Readership on right-wing website Breitbart News has dropped dramatically since President Trump won the election. The Washington Post reported Wednesday that visitor traffic on the site "has fallen 53 percent since November, from 22.96 million unique individuals to 10.76 million last month."
While Breitbart isn't the only news site to suffer a traffic drop-off since the election — The New York Times, for instance, has seen a 26 percent drop in traffic since November — Breitbart's dive is noticeably steeper. In a statement to the Post, Breitbart framed claims about its dwindling traffic as "liberal hysteria," noting its traffic "has increased 59 percent on a year-to-year basis and that it ranks No. 60 among U.S.-based websites."
But traffic isn't the only thing slipping at Breitbart. The number of advertisers on the site has also sunk, dropping from 242 companies with ads on the site in March to just 26 companies last month. The company has also pushed back plans to expand to France and Germany. Most recently, Breitbart fired reporter Katie McHugh for suggesting "there would be no deadly terror attacks in the U.K. if Muslims didn't live there."
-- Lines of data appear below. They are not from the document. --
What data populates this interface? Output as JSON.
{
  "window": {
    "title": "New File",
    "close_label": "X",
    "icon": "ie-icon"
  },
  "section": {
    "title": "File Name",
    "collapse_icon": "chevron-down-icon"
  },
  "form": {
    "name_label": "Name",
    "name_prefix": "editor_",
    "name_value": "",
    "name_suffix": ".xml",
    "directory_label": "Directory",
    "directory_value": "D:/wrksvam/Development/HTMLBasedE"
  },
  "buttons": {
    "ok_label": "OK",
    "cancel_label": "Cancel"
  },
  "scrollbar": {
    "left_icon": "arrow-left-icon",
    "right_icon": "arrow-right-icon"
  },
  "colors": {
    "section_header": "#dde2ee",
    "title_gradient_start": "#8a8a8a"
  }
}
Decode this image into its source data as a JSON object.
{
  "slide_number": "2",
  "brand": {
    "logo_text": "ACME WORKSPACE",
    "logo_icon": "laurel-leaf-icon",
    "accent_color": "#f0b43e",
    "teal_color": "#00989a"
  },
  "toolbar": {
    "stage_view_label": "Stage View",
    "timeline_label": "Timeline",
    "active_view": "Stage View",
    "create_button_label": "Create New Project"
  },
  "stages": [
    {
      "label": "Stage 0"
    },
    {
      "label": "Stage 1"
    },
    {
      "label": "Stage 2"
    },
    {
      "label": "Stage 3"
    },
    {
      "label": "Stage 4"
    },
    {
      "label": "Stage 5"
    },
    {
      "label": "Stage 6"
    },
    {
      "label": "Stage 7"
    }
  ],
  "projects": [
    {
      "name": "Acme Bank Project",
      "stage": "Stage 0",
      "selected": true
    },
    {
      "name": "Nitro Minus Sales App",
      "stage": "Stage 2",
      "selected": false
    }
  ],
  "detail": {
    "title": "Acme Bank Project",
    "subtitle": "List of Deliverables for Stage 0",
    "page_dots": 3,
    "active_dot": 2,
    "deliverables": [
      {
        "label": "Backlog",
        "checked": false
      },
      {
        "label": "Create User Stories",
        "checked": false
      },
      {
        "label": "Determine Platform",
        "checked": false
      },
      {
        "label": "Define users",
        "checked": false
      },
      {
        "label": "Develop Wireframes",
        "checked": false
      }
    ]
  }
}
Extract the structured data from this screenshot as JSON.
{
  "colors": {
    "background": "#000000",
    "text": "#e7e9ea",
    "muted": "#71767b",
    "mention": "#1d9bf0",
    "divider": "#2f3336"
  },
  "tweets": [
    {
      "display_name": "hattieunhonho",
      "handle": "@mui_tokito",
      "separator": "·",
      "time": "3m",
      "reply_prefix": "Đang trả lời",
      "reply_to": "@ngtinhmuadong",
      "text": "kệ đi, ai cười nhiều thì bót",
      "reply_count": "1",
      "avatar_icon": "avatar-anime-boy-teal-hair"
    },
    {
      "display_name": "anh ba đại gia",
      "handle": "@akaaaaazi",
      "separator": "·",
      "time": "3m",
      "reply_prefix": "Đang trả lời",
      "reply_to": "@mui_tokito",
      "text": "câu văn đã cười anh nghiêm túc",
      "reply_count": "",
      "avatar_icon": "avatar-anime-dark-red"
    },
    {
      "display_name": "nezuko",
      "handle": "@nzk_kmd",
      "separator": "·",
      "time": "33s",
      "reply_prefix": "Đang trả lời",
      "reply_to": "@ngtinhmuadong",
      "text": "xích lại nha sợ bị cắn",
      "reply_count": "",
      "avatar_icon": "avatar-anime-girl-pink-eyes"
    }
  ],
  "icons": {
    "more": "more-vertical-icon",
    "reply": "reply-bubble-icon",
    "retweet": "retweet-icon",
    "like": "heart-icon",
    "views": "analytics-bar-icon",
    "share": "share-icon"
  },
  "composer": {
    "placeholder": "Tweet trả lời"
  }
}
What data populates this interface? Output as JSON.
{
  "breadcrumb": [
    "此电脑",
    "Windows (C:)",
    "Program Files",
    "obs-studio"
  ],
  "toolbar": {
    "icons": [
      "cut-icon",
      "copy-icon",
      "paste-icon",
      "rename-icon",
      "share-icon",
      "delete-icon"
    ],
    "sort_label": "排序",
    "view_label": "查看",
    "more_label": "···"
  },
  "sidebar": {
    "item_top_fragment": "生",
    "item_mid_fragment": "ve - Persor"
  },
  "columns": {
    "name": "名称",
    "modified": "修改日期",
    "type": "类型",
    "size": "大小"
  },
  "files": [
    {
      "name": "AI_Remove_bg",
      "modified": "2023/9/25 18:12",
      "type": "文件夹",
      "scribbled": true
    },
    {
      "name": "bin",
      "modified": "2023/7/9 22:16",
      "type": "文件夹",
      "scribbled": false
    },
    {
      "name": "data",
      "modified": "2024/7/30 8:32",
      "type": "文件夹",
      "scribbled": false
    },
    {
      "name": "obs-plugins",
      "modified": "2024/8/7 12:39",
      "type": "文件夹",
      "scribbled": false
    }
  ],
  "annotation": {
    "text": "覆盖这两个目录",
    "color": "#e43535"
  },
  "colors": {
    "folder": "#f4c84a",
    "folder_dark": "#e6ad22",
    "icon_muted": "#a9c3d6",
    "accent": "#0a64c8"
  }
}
All of that combined has raised the question of whether Breitbart will be forced to change, as the right starts to turn on the site. "Breitbart has never been under more pressure than it is now, trying to establish itself as the premiere right-wing outlet even as liberal boycott threats have cost it hundreds of advertisers," said Will Sommer, who writes a newsletter on conservative media. "So now, any staffer who hurts Breitbart's request for respectability (and advertisers) can expect to be fired."